Web page and app entries:
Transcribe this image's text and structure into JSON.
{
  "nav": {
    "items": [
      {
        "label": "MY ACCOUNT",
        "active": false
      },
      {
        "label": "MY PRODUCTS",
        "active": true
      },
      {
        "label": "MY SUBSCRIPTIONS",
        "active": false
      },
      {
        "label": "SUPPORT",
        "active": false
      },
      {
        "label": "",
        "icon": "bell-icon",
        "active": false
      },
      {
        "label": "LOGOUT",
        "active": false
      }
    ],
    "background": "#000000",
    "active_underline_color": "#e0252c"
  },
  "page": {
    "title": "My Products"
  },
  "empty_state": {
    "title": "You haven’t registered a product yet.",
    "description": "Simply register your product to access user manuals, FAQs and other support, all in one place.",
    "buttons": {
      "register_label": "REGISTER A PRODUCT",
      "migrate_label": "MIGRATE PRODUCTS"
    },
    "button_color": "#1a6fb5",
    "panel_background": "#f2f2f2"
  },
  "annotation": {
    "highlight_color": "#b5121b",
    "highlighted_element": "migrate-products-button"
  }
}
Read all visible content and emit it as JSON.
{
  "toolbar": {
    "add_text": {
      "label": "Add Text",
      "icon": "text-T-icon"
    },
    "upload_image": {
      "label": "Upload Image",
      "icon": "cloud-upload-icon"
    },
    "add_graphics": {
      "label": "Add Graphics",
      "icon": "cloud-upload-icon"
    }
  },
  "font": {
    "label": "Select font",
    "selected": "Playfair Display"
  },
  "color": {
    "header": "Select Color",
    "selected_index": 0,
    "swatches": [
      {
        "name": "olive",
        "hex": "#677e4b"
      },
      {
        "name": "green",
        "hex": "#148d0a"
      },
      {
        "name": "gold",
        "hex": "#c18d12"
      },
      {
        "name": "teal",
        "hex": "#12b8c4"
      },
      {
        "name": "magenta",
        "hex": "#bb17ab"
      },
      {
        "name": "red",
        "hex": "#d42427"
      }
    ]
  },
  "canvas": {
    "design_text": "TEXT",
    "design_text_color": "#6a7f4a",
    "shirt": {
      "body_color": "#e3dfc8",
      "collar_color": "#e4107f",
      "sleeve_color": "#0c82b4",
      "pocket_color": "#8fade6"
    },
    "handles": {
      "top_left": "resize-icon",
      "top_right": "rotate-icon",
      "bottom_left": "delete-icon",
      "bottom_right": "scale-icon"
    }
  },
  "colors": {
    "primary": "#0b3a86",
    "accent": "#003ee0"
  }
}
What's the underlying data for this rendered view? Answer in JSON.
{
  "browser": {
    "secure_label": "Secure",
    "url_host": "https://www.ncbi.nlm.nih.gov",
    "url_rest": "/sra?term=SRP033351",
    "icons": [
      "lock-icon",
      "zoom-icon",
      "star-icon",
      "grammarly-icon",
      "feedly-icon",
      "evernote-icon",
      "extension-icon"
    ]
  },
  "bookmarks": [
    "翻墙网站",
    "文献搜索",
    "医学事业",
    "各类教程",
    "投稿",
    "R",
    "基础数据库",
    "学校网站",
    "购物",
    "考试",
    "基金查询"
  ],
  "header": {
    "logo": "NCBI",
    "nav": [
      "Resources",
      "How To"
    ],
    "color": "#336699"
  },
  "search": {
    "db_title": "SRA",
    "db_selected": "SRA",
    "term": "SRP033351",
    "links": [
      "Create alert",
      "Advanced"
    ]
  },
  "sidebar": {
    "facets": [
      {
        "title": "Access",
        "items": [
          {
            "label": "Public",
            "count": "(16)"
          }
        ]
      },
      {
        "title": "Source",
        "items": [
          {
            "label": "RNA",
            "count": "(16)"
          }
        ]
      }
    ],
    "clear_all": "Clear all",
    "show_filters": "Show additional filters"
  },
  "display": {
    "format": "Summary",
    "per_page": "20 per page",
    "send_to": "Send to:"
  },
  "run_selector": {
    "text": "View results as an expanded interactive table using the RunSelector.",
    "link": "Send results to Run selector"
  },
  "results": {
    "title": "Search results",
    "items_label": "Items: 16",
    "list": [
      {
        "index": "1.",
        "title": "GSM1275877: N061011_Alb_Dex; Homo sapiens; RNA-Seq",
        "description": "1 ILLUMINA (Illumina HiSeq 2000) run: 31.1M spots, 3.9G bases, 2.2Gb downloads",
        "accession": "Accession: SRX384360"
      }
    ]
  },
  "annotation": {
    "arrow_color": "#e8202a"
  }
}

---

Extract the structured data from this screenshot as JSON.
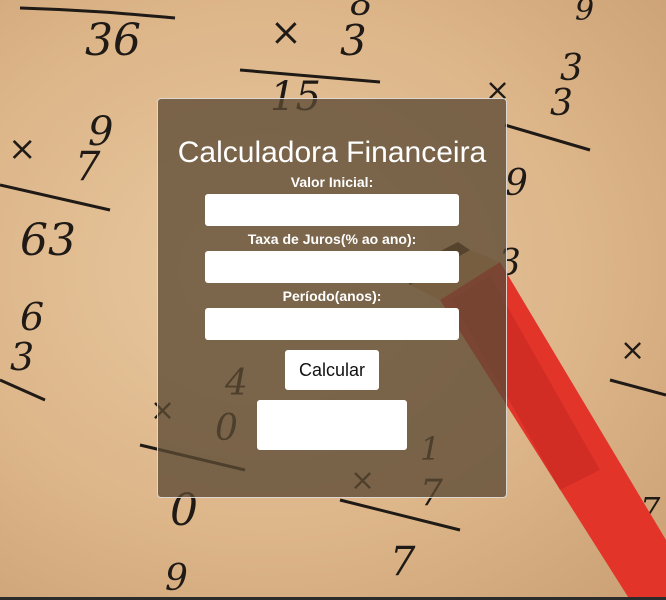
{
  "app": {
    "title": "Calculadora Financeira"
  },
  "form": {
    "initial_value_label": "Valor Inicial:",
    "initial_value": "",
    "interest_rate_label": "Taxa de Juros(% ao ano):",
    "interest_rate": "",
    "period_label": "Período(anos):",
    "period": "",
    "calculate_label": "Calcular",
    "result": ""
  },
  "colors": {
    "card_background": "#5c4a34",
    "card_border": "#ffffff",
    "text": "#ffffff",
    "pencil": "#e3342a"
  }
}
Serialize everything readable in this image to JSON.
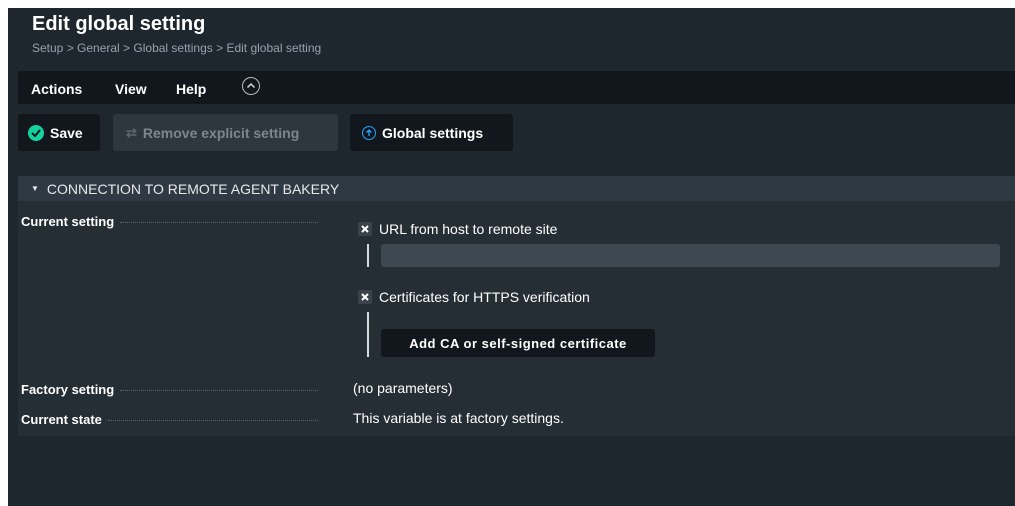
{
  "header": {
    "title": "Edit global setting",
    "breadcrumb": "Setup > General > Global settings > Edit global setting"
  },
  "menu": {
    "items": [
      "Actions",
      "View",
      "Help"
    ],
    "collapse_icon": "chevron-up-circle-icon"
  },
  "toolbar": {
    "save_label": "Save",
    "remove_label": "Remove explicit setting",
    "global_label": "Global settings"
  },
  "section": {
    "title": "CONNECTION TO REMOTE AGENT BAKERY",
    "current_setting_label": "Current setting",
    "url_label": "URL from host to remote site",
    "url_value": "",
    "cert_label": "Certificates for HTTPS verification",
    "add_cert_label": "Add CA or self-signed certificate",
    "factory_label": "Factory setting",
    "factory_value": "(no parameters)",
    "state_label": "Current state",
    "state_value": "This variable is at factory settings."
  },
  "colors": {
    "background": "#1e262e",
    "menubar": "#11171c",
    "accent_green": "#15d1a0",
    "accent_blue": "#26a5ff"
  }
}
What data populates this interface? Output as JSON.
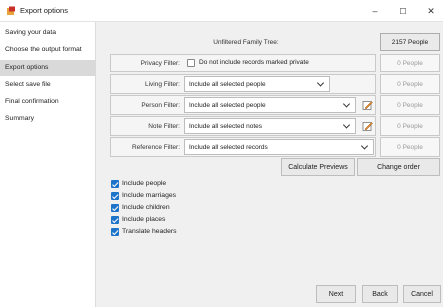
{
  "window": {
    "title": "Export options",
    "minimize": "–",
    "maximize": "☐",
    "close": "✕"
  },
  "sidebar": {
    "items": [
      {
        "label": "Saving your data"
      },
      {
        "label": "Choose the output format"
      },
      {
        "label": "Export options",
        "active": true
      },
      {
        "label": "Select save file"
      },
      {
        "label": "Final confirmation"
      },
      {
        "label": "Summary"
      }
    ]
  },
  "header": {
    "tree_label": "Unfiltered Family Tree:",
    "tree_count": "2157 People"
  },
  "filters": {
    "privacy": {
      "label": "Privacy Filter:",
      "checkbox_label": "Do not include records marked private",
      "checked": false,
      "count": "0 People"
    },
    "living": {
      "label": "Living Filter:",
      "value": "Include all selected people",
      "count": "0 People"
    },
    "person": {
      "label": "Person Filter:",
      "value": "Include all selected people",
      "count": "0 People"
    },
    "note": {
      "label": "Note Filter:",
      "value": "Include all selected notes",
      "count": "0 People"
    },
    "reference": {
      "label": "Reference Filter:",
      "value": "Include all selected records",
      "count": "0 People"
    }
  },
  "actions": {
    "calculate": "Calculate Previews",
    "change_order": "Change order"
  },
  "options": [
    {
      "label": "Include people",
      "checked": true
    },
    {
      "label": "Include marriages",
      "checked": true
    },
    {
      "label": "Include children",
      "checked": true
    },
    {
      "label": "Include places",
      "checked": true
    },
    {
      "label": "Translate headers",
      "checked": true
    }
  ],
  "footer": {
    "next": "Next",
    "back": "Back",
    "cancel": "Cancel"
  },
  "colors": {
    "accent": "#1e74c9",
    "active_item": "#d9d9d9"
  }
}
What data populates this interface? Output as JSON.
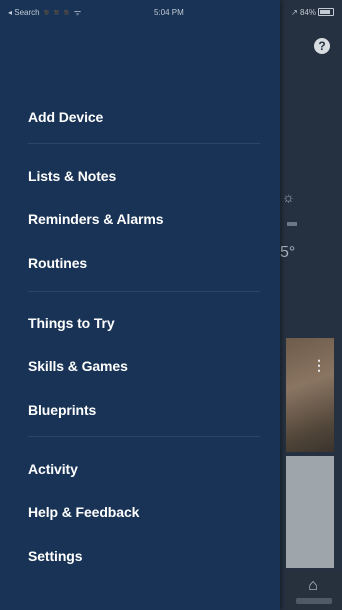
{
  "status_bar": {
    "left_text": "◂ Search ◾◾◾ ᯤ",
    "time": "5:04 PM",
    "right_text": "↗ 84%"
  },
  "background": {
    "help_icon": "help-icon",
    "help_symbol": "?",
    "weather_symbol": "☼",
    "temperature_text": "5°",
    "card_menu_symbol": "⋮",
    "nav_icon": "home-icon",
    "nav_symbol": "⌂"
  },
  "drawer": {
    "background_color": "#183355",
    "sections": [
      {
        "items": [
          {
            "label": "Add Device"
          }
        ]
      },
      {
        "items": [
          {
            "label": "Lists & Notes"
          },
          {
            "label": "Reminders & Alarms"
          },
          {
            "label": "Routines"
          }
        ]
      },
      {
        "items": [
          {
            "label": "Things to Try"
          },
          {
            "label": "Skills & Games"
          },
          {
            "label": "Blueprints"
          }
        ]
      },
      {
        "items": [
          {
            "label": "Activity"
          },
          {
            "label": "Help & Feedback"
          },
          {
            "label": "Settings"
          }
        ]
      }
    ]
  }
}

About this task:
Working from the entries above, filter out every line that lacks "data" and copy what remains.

Answer to this exercise:
What's the underlying data for this rendered view? Answer in JSON.
Extract the structured data from this screenshot as JSON.
What data populates this interface? Output as JSON.
        "label": "Saving your data"
What data populates this interface? Output as JSON.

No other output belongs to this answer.